Task goal
From the entries that follow, list every line in which the string "Test" appears.

Data for processing
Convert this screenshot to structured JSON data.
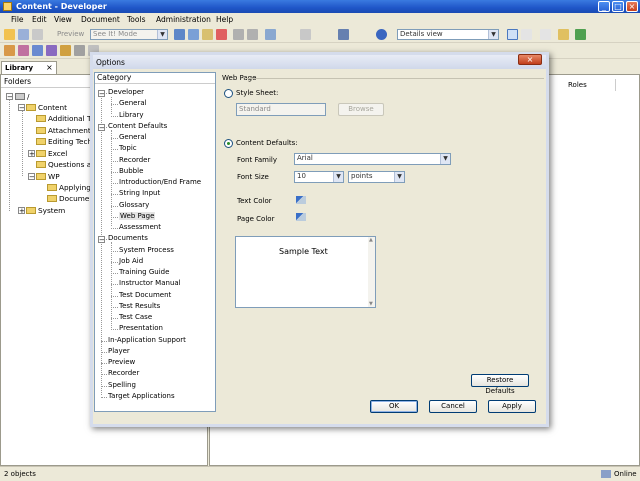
{
  "window": {
    "title": "Content - Developer"
  },
  "menu": [
    "File",
    "Edit",
    "View",
    "Document",
    "Tools",
    "Administration",
    "Help"
  ],
  "toolbar": {
    "preview_label": "Preview",
    "mode_combo": "See It! Mode",
    "view_combo": "Details view"
  },
  "library": {
    "tab_label": "Library",
    "tab_close": "×",
    "folders_header": "Folders",
    "root": "/",
    "tree": [
      {
        "label": "Content"
      },
      {
        "label": "Additional Top"
      },
      {
        "label": "Attachments"
      },
      {
        "label": "Editing Techn"
      },
      {
        "label": "Excel"
      },
      {
        "label": "Questions and"
      },
      {
        "label": "WP"
      },
      {
        "label": "Applying"
      },
      {
        "label": "Documer"
      },
      {
        "label": "System"
      }
    ]
  },
  "right_panel": {
    "roles_header": "Roles"
  },
  "status": {
    "objects": "2 objects",
    "online": "Online"
  },
  "dialog": {
    "title": "Options",
    "close": "×",
    "category_header": "Category",
    "categories": [
      "Developer",
      "General",
      "Library",
      "Content Defaults",
      "General",
      "Topic",
      "Recorder",
      "Bubble",
      "Introduction/End Frame",
      "String Input",
      "Glossary",
      "Web Page",
      "Assessment",
      "Documents",
      "System Process",
      "Job Aid",
      "Training Guide",
      "Instructor Manual",
      "Test Document",
      "Test Results",
      "Test Case",
      "Presentation",
      "In-Application Support",
      "Player",
      "Preview",
      "Recorder",
      "Spelling",
      "Target Applications"
    ],
    "selected_category": "Web Page",
    "section_title": "Web Page",
    "style_sheet_label": "Style Sheet:",
    "style_sheet_value": "Standard",
    "browse_label": "Browse",
    "content_defaults_label": "Content Defaults:",
    "font_family_label": "Font Family",
    "font_family_value": "Arial",
    "font_size_label": "Font Size",
    "font_size_value": "10",
    "font_unit_value": "points",
    "text_color_label": "Text Color",
    "page_color_label": "Page Color",
    "sample_text": "Sample Text",
    "restore_label": "Restore Defaults",
    "ok_label": "OK",
    "cancel_label": "Cancel",
    "apply_label": "Apply"
  },
  "colors": {
    "title_blue": "#1f56c8",
    "dialog_bg": "#ece9d8",
    "selection": "#e4e4e4"
  }
}
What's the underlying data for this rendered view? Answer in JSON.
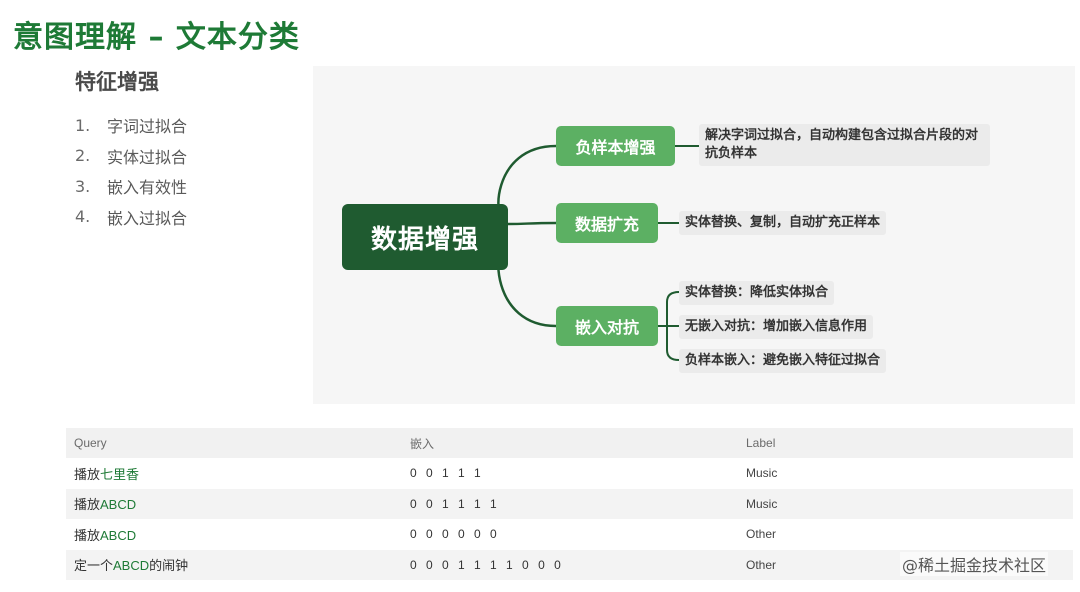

Response box
      "Test Document",
      "Test Results",
      "Test Case",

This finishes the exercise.